Rhythmic Gymnastics: The Essentials
Last Updated: Monday, September 13, 2010 | 5:35 PM ET
By Jesse Campigotto, CBC Sports
It was one of the greatest performances in the history of the Commonwealth Games.
Canadian rhythmic gymnast Alexandra Orlando simply dominated her sport in 2006 in Melbourne, Australia, tying a Commonwealth record by winning six gold medals. She won all five individual events (the rope, ball, clubs, ribbon and all-round) and led the Canadian squad to the team championship.
Orlando's six-title haul gave her a share of the all-time single-Games record with three swimmers: fellow Canadian Graham Smith, who won a half-dozen swimming golds in front of a hometown crowd in Edmonton in 1978, and Australians Susie O'Neill (1998) and Ian Thorpe (2002).
In rhythmic gymnastics, athletes are scored by a panel of judges on their ability to perform a floor routine while manipulating an apparatus. In Delhi, the devices used will be a jump rope, a ball (20cm in diameter, made of rubber), a hoop (80 centimetres in diameter) and a ribbon (six metres long with a stick at the bottom so the performer can keep it in perpetual motion).
In the team competition, squads of three gymnasts each perform four different apparatus routines. The three teams with the highest total scores get the medals, and the result also determines who gets to compete in the individual all-round event.
Rhythmic gymnastics is one of two sports on the Delhi slate open only to women (netball is the other).

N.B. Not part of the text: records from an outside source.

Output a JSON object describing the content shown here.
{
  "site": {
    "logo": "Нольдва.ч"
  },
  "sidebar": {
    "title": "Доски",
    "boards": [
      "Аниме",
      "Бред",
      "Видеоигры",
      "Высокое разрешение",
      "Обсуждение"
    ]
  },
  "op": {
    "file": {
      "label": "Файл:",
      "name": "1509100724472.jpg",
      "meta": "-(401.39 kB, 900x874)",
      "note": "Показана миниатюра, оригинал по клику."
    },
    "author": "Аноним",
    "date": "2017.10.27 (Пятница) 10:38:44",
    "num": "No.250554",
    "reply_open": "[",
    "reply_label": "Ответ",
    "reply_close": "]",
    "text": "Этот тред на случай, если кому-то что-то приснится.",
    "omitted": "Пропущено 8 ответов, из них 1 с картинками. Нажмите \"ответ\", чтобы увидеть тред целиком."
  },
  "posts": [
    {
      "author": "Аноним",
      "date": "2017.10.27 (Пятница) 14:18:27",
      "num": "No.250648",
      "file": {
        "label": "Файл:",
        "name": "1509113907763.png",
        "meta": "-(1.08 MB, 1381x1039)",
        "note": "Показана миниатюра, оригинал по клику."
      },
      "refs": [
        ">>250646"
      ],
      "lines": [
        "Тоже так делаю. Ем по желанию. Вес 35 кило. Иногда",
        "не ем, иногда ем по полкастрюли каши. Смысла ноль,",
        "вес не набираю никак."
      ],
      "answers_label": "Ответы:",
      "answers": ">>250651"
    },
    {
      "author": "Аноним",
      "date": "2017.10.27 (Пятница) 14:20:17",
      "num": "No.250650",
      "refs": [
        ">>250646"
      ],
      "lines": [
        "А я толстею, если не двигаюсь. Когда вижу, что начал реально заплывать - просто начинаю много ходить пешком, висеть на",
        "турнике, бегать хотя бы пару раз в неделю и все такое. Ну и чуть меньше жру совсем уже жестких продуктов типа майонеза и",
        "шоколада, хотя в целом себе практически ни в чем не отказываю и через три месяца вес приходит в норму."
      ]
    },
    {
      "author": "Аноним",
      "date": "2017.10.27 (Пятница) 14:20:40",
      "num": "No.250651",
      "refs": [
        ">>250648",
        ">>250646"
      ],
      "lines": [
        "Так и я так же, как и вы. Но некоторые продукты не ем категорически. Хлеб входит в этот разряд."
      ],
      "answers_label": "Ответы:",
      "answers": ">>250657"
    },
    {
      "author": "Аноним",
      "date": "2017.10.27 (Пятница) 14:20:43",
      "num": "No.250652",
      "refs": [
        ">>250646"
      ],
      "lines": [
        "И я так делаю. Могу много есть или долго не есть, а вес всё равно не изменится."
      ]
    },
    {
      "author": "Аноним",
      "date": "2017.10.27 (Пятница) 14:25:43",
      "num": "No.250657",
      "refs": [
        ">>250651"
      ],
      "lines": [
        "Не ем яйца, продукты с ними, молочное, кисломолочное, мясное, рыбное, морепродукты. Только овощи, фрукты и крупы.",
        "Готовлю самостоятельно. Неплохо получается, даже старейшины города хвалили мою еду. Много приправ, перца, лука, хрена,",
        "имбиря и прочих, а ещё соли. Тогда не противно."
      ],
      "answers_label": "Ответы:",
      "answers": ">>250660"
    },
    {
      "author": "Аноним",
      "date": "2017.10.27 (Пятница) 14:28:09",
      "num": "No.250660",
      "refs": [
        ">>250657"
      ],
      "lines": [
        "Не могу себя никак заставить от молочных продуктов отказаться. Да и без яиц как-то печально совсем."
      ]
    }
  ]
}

Mariam Chamilova (Canada): With Orlando now retired, none of the three Canadian rhythmic gymnasts heading to Delhi are anywhere near the top of the world rankings in this Eastern European-dominated sport. But that doesn't mean they aren't contenders for a medal. Chamilova, a 16-year-old who was born in Moscow but now lives in Toronto, can go toe-to-toe with just about anyone in the Commonwealth in all four individual events. In the team competition, Canada is ranked just 17th in the world, but that's tops in the Commonwealth. Chamilova and teammates Nerissa Mo of Vancouver and Demetra Mantcheva of Richmond, B.C., will try to help Orlando-less Canada repeat as Commonwealth Games champions.
Day 9 (Oct. 12)
- Team competition
Day 10 (Oct. 13)
- Individual all-round competition
Day 11 (Oct. 14)
- Individual rope, hoop, ball, ribbon competitions